• [ASSIGNED TASK] Down to the last line, output the records below exactly.

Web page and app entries
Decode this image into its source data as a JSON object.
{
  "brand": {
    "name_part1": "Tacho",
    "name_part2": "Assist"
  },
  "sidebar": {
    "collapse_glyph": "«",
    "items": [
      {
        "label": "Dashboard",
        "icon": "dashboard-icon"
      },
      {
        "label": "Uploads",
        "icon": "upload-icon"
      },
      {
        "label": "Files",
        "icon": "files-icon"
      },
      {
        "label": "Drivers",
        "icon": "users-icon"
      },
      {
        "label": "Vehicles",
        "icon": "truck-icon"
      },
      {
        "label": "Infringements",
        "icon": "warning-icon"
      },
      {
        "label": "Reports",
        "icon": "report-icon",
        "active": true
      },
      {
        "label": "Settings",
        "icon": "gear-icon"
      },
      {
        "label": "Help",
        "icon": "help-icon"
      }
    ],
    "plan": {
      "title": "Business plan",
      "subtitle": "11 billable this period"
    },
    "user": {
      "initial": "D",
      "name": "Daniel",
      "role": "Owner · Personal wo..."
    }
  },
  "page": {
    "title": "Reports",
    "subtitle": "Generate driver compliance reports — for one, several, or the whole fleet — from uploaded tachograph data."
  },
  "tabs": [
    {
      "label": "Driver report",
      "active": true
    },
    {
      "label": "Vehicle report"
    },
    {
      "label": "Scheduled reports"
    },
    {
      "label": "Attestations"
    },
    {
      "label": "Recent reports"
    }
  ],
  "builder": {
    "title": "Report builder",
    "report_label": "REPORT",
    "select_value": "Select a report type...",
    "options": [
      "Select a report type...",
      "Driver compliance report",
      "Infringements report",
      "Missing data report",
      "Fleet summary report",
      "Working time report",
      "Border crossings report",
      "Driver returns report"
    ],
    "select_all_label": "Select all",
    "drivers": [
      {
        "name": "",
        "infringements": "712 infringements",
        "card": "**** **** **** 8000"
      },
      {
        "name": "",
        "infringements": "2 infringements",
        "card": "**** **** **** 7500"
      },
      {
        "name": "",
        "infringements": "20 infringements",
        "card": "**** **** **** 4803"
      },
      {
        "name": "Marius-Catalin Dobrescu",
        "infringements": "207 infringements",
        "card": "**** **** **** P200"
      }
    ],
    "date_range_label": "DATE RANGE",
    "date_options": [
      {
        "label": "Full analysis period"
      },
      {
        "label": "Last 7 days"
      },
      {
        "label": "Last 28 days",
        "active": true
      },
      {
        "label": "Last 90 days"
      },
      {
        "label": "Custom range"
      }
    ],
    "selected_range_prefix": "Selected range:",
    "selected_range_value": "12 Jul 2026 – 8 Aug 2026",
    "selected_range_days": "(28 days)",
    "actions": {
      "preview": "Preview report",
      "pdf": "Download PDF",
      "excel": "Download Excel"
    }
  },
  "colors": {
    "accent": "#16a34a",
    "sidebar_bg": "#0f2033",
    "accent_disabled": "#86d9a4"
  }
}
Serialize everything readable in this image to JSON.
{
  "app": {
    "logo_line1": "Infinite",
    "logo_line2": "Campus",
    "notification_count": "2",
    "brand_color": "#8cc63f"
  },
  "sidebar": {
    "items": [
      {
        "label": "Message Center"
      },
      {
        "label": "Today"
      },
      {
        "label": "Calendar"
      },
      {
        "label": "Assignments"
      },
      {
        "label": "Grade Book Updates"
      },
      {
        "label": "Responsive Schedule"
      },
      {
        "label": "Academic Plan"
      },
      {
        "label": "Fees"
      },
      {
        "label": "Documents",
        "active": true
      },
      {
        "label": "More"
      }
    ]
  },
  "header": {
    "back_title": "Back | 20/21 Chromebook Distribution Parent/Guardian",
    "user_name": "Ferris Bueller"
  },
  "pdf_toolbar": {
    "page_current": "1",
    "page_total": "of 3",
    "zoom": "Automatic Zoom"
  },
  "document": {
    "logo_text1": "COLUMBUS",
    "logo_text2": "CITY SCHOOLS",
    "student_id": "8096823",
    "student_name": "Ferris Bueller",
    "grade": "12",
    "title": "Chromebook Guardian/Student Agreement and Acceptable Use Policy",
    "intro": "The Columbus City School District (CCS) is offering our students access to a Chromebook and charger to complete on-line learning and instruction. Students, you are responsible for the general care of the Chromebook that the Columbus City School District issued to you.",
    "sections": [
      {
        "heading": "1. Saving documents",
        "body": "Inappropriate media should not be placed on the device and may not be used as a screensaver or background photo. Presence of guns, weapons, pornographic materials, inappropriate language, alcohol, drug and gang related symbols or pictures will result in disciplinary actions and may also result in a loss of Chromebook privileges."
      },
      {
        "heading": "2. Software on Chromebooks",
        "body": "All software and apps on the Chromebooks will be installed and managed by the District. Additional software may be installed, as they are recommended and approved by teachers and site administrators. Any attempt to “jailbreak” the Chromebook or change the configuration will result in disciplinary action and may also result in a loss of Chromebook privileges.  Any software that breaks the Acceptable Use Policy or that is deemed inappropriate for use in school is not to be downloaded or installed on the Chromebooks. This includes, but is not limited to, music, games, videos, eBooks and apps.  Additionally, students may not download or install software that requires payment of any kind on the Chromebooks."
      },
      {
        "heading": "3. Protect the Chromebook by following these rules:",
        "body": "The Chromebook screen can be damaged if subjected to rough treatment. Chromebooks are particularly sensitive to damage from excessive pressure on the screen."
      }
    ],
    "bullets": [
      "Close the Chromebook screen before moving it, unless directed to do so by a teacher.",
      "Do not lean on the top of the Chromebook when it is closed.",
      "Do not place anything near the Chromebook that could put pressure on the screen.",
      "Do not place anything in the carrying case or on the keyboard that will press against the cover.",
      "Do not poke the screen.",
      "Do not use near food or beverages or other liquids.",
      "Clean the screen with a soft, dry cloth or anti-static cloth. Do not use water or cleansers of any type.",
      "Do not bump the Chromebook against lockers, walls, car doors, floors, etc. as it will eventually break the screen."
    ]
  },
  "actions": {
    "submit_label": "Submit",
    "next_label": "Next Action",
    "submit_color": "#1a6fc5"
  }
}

• [ANSWER BOX]
Decode this image into its source data as a JSON object.
{
  "brand": {
    "name_part1": "Tacho",
    "name_part2": "Assist"
  },
  "sidebar": {
    "collapse_glyph": "«",
    "items": [
      {
        "label": "Dashboard",
        "icon": "dashboard-icon"
      },
      {
        "label": "Uploads",
        "icon": "upload-icon"
      },
      {
        "label": "Files",
        "icon": "files-icon"
      },
      {
        "label": "Drivers",
        "icon": "users-icon"
      },
      {
        "label": "Vehicles",
        "icon": "truck-icon"
      },
      {
        "label": "Infringements",
        "icon": "warning-icon"
      },
      {
        "label": "Reports",
        "icon": "report-icon",
        "active": true
      },
      {
        "label": "Settings",
        "icon": "gear-icon"
      },
      {
        "label": "Help",
        "icon": "help-icon"
      }
    ],
    "plan": {
      "title": "Business plan",
      "subtitle": "11 billable this period"
    },
    "user": {
      "initial": "D",
      "name": "Daniel",
      "role": "Owner · Personal wo..."
    }
  },
  "page": {
    "title": "Reports",
    "subtitle": "Generate driver compliance reports — for one, several, or the whole fleet — from uploaded tachograph data."
  },
  "tabs": [
    {
      "label": "Driver report",
      "active": true
    },
    {
      "label": "Vehicle report"
    },
    {
      "label": "Scheduled reports"
    },
    {
      "label": "Attestations"
    },
    {
      "label": "Recent reports"
    }
  ],
  "builder": {
    "title": "Report builder",
    "report_label": "REPORT",
    "select_value": "Select a report type...",
    "options": [
      "Select a report type...",
      "Driver compliance report",
      "Infringements report",
      "Missing data report",
      "Fleet summary report",
      "Working time report",
      "Border crossings report",
      "Driver returns report"
    ],
    "select_all_label": "Select all",
    "drivers": [
      {
        "name": "",
        "infringements": "712 infringements",
        "card": "**** **** **** 8000"
      },
      {
        "name": "",
        "infringements": "2 infringements",
        "card": "**** **** **** 7500"
      },
      {
        "name": "",
        "infringements": "20 infringements",
        "card": "**** **** **** 4803"
      },
      {
        "name": "Marius-Catalin Dobrescu",
        "infringements": "207 infringements",
        "card": "**** **** **** P200"
      }
    ],
    "date_range_label": "DATE RANGE",
    "date_options": [
      {
        "label": "Full analysis period"
      },
      {
        "label": "Last 7 days"
      },
      {
        "label": "Last 28 days",
        "active": true
      },
      {
        "label": "Last 90 days"
      },
      {
        "label": "Custom range"
      }
    ],
    "selected_range_prefix": "Selected range:",
    "selected_range_value": "12 Jul 2026 – 8 Aug 2026",
    "selected_range_days": "(28 days)",
    "actions": {
      "preview": "Preview report",
      "pdf": "Download PDF",
      "excel": "Download Excel"
    }
  },
  "colors": {
    "accent": "#16a34a",
    "sidebar_bg": "#0f2033",
    "accent_disabled": "#86d9a4"
  }
}
Serialize everything readable in this image to JSON.
{
  "app": {
    "logo_line1": "Infinite",
    "logo_line2": "Campus",
    "notification_count": "2",
    "brand_color": "#8cc63f"
  },
  "sidebar": {
    "items": [
      {
        "label": "Message Center"
      },
      {
        "label": "Today"
      },
      {
        "label": "Calendar"
      },
      {
        "label": "Assignments"
      },
      {
        "label": "Grade Book Updates"
      },
      {
        "label": "Responsive Schedule"
      },
      {
        "label": "Academic Plan"
      },
      {
        "label": "Fees"
      },
      {
        "label": "Documents",
        "active": true
      },
      {
        "label": "More"
      }
    ]
  },
  "header": {
    "back_title": "Back | 20/21 Chromebook Distribution Parent/Guardian",
    "user_name": "Ferris Bueller"
  },
  "pdf_toolbar": {
    "page_current": "1",
    "page_total": "of 3",
    "zoom": "Automatic Zoom"
  },
  "document": {
    "logo_text1": "COLUMBUS",
    "logo_text2": "CITY SCHOOLS",
    "student_id": "8096823",
    "student_name": "Ferris Bueller",
    "grade": "12",
    "title": "Chromebook Guardian/Student Agreement and Acceptable Use Policy",
    "intro": "The Columbus City School District (CCS) is offering our students access to a Chromebook and charger to complete on-line learning and instruction. Students, you are responsible for the general care of the Chromebook that the Columbus City School District issued to you.",
    "sections": [
      {
        "heading": "1. Saving documents",
        "body": "Inappropriate media should not be placed on the device and may not be used as a screensaver or background photo. Presence of guns, weapons, pornographic materials, inappropriate language, alcohol, drug and gang related symbols or pictures will result in disciplinary actions and may also result in a loss of Chromebook privileges."
      },
      {
        "heading": "2. Software on Chromebooks",
        "body": "All software and apps on the Chromebooks will be installed and managed by the District. Additional software may be installed, as they are recommended and approved by teachers and site administrators. Any attempt to “jailbreak” the Chromebook or change the configuration will result in disciplinary action and may also result in a loss of Chromebook privileges.  Any software that breaks the Acceptable Use Policy or that is deemed inappropriate for use in school is not to be downloaded or installed on the Chromebooks. This includes, but is not limited to, music, games, videos, eBooks and apps.  Additionally, students may not download or install software that requires payment of any kind on the Chromebooks."
      },
      {
        "heading": "3. Protect the Chromebook by following these rules:",
        "body": "The Chromebook screen can be damaged if subjected to rough treatment. Chromebooks are particularly sensitive to damage from excessive pressure on the screen."
      }
    ],
    "bullets": [
      "Close the Chromebook screen before moving it, unless directed to do so by a teacher.",
      "Do not lean on the top of the Chromebook when it is closed.",
      "Do not place anything near the Chromebook that could put pressure on the screen.",
      "Do not place anything in the carrying case or on the keyboard that will press against the cover.",
      "Do not poke the screen.",
      "Do not use near food or beverages or other liquids.",
      "Clean the screen with a soft, dry cloth or anti-static cloth. Do not use water or cleansers of any type.",
      "Do not bump the Chromebook against lockers, walls, car doors, floors, etc. as it will eventually break the screen."
    ]
  },
  "actions": {
    "submit_label": "Submit",
    "next_label": "Next Action",
    "submit_color": "#1a6fc5"
  }
}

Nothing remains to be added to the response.